The staff members at Sylvan Learning's numerous centers understand that each child learns differently. Therefore, they don’t try to implement a uniform tutoring system; instead, they design custom lesson programs based on the results of a skills assessment using diagnostic tools and one-on-one interviews.
Tutors work with students from pre-kindergarten through grade 12, illuminating topics ranging from basic reading and writing to remembering complex algebraic formulas without having them tattooed on your chest. Many of Sylvan’s instructors work in local schools, so they are intimately familiar with common curricula and understand how to gear lessons toward optimal results. Camps and after-school and summer classes can ready high-schoolers for the rigors of the ACT or the SAT, or they can help students to wow college-admissions officers with their superior essay-writing skills.
The teachers at Weston Wayland Success Learning Center have a variety of backgrounds and credentials, from early childhood education to advanced physics degrees from MIT. The staff use their vast experience and knowledge to help students tackle tough subjects and prepare for exams. They specialize in math (all the way through calculus), reading comprehension, and elements of effective writing, including grammar, punctuation, and vocabulary. They also guide students toward academic success with exam-preparation programs for the SAT, SSAT, ISEE (Boston Exam School Test), and SAT subject tests.
For more than 25 years, Benjamin Stoller has shaken cocktails and perfected the foam-to-brew ratio in a pint glass. He shares his insider knowledge during fun, hands-on classes taught at the Queen's Head Pub inside Harvard's historic Memorial Hall. Courses focus on the art of mixology, or crafting inspired cocktails with balanced ratios of liquor, mixers, and paper umbrellas. They also delve into specialized skills such as how to present drinks and keep patrons safe.
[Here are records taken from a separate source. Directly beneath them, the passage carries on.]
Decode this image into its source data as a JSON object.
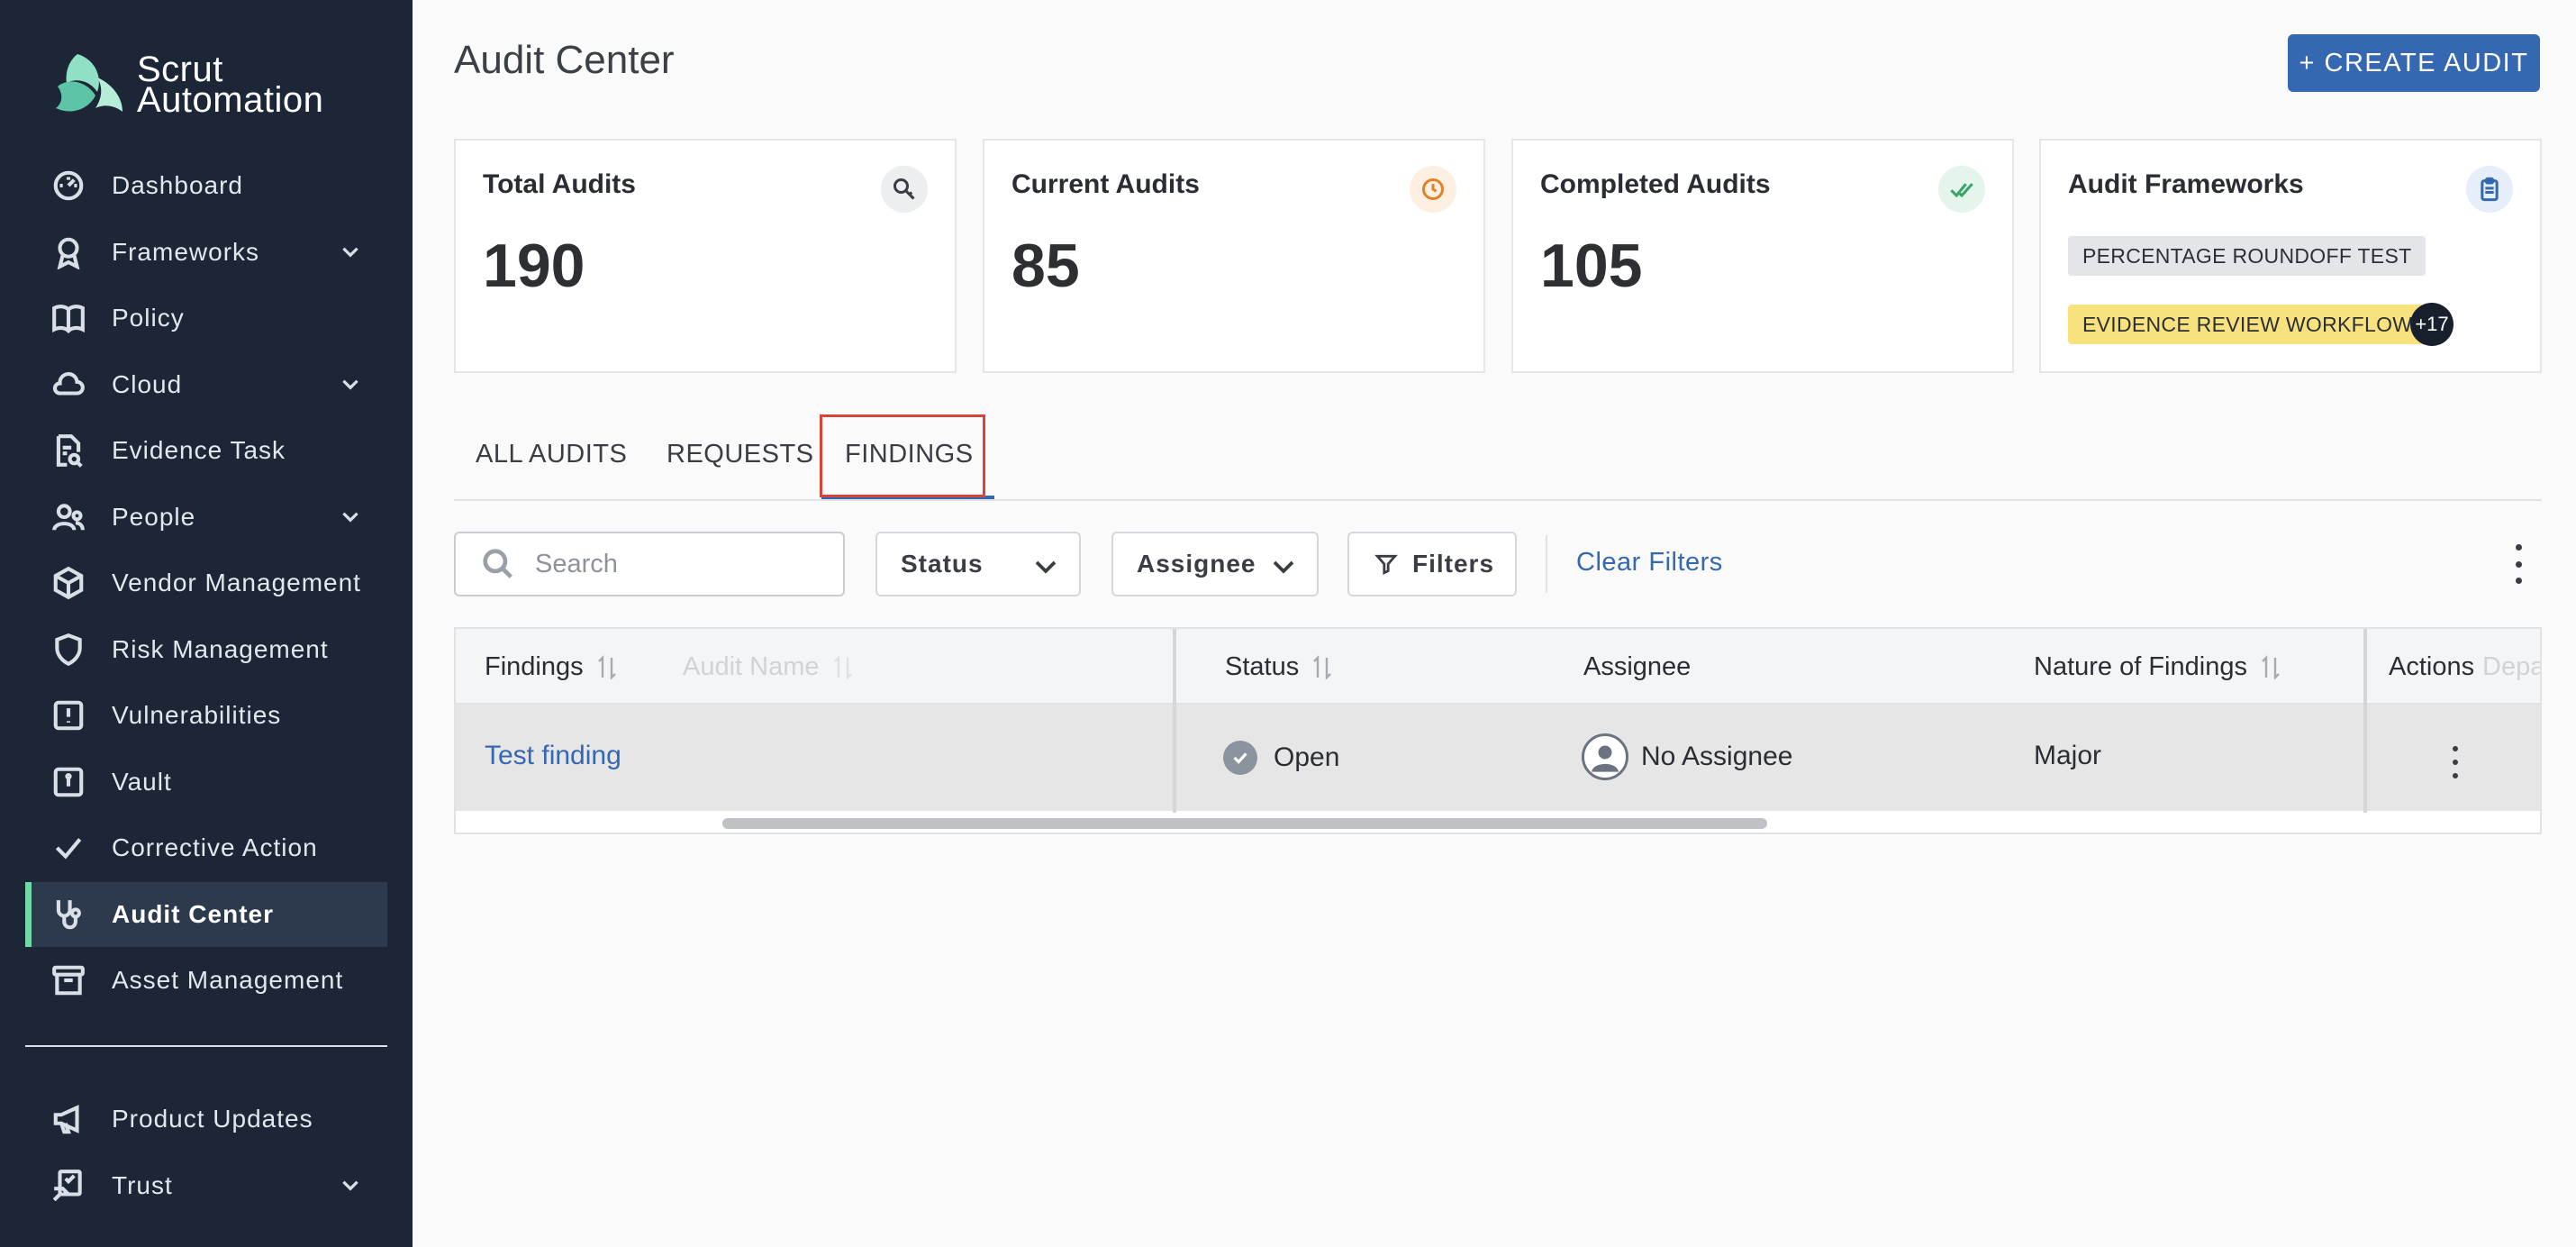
{
  "app": {
    "brand_line1": "Scrut",
    "brand_line2": "Automation"
  },
  "sidebar": {
    "items": [
      {
        "label": "Dashboard",
        "icon": "dashboard-icon"
      },
      {
        "label": "Frameworks",
        "icon": "award-icon",
        "expandable": true
      },
      {
        "label": "Policy",
        "icon": "book-icon"
      },
      {
        "label": "Cloud",
        "icon": "cloud-icon",
        "expandable": true
      },
      {
        "label": "Evidence Task",
        "icon": "evidence-icon"
      },
      {
        "label": "People",
        "icon": "people-icon",
        "expandable": true
      },
      {
        "label": "Vendor Management",
        "icon": "box-icon"
      },
      {
        "label": "Risk Management",
        "icon": "shield-icon"
      },
      {
        "label": "Vulnerabilities",
        "icon": "alert-square-icon"
      },
      {
        "label": "Vault",
        "icon": "vault-icon"
      },
      {
        "label": "Corrective Action",
        "icon": "check-icon"
      },
      {
        "label": "Audit Center",
        "icon": "stethoscope-icon",
        "active": true
      },
      {
        "label": "Asset Management",
        "icon": "archive-icon"
      }
    ],
    "bottom_items": [
      {
        "label": "Product Updates",
        "icon": "megaphone-icon"
      },
      {
        "label": "Trust",
        "icon": "trust-icon",
        "expandable": true
      }
    ],
    "accent_color": "#73d6a8"
  },
  "header": {
    "title": "Audit Center",
    "create_button": "+ CREATE AUDIT"
  },
  "cards": {
    "total": {
      "title": "Total Audits",
      "value": "190",
      "icon": "search-key-icon"
    },
    "current": {
      "title": "Current Audits",
      "value": "85",
      "icon": "clock-icon"
    },
    "completed": {
      "title": "Completed Audits",
      "value": "105",
      "icon": "double-check-icon"
    },
    "frameworks": {
      "title": "Audit Frameworks",
      "icon": "clipboard-icon",
      "tags": [
        "PERCENTAGE ROUNDOFF TEST",
        "EVIDENCE REVIEW WORKFLOW"
      ],
      "more": "+17"
    }
  },
  "tabs": [
    "ALL AUDITS",
    "REQUESTS",
    "FINDINGS"
  ],
  "active_tab": "FINDINGS",
  "toolbar": {
    "search_placeholder": "Search",
    "status_label": "Status",
    "assignee_label": "Assignee",
    "filters_label": "Filters",
    "clear_filters": "Clear Filters"
  },
  "table": {
    "columns": [
      "Findings",
      "Audit Name",
      "Status",
      "Assignee",
      "Nature of Findings",
      "Actions",
      "Depa"
    ],
    "rows": [
      {
        "finding": "Test finding",
        "audit_name": "",
        "status": "Open",
        "assignee": "No Assignee",
        "nature": "Major"
      }
    ]
  },
  "colors": {
    "primary": "#3568b0",
    "sidebar_bg": "#1c2637",
    "highlight_box": "#d9443a"
  }
}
On your Boston tour, you'll shove off from Christopher Columbus Park and roll along Boston Harbor before hooking a sharp left on one wheel toward the Seaport District. After gliding through the Boston Harbor Arches, you'll speed over the Northern Avenue Bridge into the Seaport District. After taking in the Federal Court House, ICA, Children's Museum, and more, you'll loop back through the sculptures and interactive art of the Rose Kennedy Greenway to your starting point. Smashing through plate glass, overturning fruit carts, and leaping between Segways to engage in feats of derring-do are optional and highly discouraged. The Cambridge route is no less exciting than the Boston circuit, curving through Harvard, Kendall, and Central squares before leaping over 16 exploding school buses.
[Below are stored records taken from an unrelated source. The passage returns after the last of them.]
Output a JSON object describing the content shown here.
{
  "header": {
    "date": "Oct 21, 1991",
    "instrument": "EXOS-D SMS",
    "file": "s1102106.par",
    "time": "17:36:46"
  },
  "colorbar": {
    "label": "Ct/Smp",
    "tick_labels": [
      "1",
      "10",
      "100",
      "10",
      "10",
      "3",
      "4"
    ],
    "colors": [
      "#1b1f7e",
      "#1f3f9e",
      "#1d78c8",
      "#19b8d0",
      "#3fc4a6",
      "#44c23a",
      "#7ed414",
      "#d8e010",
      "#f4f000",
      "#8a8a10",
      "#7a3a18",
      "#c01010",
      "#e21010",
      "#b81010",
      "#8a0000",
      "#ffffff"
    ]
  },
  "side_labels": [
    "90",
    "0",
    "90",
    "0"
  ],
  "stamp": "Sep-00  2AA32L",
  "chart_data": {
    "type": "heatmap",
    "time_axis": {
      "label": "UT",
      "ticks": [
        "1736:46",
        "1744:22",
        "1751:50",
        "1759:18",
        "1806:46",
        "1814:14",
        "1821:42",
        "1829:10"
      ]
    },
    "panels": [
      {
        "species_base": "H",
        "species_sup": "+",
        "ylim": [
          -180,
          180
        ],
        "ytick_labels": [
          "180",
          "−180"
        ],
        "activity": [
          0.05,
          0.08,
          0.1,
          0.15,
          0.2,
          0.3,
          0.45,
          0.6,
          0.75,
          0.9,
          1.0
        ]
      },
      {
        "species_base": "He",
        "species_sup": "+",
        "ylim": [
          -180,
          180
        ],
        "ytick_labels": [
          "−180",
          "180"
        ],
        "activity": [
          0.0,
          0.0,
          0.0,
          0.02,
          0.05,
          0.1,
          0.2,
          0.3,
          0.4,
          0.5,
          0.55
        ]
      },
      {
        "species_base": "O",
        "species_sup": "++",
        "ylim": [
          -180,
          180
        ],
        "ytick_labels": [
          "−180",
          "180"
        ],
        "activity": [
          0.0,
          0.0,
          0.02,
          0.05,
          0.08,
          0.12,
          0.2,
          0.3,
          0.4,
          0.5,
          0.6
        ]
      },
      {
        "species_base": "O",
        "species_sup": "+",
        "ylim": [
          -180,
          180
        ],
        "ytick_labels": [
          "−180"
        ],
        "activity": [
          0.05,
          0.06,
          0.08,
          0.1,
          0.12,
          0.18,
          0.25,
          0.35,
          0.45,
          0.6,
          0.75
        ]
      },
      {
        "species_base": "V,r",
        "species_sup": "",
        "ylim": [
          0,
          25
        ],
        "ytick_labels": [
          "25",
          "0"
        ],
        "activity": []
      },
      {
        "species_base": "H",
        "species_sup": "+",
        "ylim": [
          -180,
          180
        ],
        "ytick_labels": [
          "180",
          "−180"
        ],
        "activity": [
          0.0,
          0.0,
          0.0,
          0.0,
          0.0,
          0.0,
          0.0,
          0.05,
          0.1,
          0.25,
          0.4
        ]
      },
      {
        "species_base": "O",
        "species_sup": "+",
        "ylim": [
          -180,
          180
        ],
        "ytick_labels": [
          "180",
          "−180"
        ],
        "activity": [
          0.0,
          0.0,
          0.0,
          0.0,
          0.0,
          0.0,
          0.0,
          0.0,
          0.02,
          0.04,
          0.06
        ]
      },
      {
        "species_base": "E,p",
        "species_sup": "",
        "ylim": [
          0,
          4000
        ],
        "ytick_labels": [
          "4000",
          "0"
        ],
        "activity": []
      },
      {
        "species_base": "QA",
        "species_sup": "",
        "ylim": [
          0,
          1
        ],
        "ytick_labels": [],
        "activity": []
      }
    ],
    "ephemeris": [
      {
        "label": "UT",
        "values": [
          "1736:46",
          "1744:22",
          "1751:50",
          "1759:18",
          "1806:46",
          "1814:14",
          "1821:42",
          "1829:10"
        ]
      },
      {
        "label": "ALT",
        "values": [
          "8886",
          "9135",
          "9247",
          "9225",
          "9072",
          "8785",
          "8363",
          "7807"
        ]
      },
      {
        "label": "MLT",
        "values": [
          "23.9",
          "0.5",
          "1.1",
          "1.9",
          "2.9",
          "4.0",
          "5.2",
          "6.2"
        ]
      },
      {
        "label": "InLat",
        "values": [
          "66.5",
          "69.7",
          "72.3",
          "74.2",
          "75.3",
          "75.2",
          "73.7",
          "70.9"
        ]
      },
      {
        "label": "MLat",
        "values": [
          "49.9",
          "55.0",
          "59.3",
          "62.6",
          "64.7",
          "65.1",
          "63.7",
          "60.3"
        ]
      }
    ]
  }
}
Olympia Fencing Center founder and coach Daniel Hondor started his swordplay career with dreams of earning a spot among the Three Musketeers. Enthralled by the adventures of the trio, 7-year-old Daniel picked up his first rapier, beginning an association with fencing that would eventually take him around the world as a member of Romania’s national team. Eventually, after years of international dueling, he set down the sword and took up the mantle of coach, teaching the Romanian junior team techniques he’d learned throughout his career. The Olympics in Atlanta finally brought him to America, where he continues to share the art of fencing with students of all experience levels. He and his fellow instructors lead adult programs that help veteran swordsmen sharpen their skills and introduce novices to the sport’s intricacies. In homage to his childhood inspiration, he also hosts Musketeers classes that acquaint kiddies aged 6–10 with basic rules and moves, preparing them for future classes and eventual careers as knights of the realm.
Ali Mohammad and Nadeem Mazen never got the memo that it was dangerous to play with lasers; they’re willing to carve intricate graphics into almost anything, including the 215 loaves of bread it took to animate the autumnal music video for OK Go’s “Last Leaf.” Now, from their shop—whose sign warns passersby that “it’s the future in here”—they etch equally creative messages and images into the gadgets and gewgaws of their clientele. Laptops, iPhones, and other electronics take on customization, as well as items stocked by the shop itself, from metal business cards to pint glasses and hardwood planks awaiting to become personalized kindling. The showcase demonstrates their expertise with pictures of previous projects, such as a guitar body carved with an elaborate swan and a kitchen knife inscribed with an ominous message.